▸ WORK REQUIRED
Give only the number of lines in the listing below where the string "likes" occurs.
———
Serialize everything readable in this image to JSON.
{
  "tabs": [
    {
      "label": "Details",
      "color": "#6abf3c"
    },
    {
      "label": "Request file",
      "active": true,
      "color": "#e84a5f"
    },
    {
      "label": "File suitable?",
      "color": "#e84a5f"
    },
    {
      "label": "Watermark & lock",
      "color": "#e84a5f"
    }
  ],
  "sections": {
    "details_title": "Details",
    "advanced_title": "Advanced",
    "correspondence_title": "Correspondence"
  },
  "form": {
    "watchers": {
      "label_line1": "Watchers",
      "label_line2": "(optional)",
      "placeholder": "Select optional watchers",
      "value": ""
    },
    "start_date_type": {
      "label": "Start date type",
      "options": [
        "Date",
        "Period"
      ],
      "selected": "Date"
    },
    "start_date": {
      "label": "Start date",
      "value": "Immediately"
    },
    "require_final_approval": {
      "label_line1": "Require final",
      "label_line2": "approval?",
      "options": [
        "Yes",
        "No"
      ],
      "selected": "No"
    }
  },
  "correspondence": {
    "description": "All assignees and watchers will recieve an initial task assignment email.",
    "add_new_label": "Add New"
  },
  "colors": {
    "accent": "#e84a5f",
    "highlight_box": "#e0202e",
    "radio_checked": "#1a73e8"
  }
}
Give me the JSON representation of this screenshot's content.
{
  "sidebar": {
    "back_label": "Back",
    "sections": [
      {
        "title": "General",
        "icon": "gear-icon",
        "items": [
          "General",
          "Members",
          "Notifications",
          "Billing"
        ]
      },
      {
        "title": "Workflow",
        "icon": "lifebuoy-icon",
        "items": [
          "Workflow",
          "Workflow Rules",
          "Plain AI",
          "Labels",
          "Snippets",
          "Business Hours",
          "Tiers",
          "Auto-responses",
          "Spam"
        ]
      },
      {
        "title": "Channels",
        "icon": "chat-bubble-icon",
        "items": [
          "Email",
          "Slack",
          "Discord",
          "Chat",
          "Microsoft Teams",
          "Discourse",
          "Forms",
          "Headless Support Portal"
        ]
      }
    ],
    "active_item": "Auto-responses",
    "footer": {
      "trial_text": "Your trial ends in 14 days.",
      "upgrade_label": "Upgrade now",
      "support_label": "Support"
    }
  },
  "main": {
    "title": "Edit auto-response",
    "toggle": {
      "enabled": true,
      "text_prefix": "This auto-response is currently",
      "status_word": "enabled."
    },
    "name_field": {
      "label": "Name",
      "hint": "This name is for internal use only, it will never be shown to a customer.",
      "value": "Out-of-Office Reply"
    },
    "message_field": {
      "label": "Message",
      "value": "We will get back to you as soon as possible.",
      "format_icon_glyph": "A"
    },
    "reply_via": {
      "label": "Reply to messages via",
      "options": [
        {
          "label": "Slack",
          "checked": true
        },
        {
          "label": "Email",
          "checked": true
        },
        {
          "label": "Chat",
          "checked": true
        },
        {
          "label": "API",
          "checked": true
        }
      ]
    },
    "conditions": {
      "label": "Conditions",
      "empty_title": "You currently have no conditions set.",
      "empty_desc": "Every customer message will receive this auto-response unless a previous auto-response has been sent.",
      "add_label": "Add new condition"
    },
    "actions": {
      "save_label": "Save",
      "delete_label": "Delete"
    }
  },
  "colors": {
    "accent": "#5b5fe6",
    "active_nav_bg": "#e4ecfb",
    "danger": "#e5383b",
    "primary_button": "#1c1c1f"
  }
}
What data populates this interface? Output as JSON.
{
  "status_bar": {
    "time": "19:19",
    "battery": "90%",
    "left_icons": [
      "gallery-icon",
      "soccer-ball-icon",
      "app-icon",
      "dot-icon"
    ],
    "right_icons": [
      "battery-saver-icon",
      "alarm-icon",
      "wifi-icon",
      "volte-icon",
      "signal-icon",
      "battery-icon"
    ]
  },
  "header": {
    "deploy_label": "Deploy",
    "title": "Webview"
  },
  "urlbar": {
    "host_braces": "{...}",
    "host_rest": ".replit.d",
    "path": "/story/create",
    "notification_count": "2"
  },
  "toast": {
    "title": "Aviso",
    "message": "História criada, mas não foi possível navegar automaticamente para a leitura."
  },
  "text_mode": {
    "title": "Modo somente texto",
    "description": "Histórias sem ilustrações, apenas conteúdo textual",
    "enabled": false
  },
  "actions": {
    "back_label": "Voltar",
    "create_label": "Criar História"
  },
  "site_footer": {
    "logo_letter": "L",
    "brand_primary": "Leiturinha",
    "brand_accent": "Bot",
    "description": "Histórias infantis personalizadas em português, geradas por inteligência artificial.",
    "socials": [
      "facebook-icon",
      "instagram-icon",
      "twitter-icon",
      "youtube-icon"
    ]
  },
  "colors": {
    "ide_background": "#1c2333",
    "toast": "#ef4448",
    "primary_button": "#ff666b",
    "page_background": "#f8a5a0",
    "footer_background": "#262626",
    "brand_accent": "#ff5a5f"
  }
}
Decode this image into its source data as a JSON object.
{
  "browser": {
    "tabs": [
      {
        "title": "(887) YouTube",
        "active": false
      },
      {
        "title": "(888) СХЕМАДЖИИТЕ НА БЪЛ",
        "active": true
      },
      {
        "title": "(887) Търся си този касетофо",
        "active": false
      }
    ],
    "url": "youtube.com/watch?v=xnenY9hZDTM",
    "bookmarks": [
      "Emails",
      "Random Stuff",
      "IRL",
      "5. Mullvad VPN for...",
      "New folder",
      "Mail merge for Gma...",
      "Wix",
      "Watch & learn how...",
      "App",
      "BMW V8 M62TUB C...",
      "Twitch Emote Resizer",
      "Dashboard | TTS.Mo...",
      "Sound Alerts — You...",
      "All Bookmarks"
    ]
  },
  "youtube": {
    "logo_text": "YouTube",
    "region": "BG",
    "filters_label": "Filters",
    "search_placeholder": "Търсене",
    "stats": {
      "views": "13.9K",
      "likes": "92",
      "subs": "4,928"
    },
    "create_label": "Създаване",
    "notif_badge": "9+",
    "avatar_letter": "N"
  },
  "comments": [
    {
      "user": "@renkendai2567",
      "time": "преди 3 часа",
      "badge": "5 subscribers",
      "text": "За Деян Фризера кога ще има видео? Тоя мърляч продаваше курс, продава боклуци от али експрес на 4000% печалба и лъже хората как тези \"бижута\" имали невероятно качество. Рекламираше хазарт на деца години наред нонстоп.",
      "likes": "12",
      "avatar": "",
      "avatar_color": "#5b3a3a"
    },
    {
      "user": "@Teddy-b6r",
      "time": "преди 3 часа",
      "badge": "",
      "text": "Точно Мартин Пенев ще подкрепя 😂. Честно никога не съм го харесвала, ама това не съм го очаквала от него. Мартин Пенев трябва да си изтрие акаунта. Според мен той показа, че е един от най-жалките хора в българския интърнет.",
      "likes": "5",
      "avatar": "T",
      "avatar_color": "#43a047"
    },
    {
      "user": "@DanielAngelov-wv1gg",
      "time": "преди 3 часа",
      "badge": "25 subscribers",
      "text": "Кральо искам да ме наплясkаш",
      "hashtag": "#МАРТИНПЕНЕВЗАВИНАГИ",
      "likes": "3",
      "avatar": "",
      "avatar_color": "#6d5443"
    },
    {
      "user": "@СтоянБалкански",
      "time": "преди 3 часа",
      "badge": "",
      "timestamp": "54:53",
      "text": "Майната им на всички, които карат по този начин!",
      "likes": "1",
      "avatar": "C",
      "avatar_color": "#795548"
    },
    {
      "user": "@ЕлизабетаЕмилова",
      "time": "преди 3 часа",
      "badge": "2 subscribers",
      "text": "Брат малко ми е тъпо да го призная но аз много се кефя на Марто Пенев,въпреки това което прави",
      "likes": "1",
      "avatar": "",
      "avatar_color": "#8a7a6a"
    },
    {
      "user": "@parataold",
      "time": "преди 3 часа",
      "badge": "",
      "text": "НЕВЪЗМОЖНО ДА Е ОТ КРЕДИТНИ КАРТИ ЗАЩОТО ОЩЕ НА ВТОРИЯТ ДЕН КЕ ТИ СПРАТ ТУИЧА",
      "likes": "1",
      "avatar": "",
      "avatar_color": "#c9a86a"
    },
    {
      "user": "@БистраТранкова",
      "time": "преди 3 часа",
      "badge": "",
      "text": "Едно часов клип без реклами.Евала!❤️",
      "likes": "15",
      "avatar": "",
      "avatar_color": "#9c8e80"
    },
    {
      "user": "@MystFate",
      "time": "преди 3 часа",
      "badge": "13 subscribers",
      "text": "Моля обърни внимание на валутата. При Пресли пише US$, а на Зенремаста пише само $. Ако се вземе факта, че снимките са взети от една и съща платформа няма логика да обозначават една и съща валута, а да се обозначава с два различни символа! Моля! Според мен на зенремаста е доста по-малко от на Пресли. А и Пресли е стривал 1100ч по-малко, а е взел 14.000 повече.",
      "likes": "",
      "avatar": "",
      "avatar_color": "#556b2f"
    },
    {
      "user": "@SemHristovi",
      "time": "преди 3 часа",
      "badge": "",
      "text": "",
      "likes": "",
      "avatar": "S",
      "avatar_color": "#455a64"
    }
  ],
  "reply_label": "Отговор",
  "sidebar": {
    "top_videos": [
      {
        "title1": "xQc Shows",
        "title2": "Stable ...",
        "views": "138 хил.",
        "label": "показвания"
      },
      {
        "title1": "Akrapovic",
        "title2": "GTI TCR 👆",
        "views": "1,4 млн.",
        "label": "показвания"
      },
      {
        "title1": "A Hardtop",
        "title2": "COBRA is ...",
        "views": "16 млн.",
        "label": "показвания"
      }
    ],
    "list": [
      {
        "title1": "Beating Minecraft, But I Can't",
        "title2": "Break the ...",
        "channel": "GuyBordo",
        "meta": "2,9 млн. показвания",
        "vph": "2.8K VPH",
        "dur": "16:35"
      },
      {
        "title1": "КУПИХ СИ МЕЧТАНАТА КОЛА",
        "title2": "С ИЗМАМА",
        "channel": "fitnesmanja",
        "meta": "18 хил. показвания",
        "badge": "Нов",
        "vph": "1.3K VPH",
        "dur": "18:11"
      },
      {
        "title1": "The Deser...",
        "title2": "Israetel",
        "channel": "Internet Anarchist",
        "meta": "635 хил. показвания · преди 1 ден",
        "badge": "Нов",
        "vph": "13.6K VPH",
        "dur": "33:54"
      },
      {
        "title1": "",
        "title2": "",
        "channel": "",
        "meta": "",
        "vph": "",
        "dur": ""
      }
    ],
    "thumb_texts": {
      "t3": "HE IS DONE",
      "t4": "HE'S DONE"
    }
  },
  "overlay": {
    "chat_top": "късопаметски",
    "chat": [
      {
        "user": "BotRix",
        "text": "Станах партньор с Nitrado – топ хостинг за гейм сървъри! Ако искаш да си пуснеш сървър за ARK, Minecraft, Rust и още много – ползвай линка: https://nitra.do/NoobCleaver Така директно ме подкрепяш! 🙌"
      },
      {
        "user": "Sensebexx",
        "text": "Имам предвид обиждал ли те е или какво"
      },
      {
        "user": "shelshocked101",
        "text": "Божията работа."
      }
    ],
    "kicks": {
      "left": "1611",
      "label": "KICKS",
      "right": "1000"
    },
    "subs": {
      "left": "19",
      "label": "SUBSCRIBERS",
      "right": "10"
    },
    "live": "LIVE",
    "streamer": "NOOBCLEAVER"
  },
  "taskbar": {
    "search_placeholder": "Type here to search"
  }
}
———
▸ RESPONSE AREA
10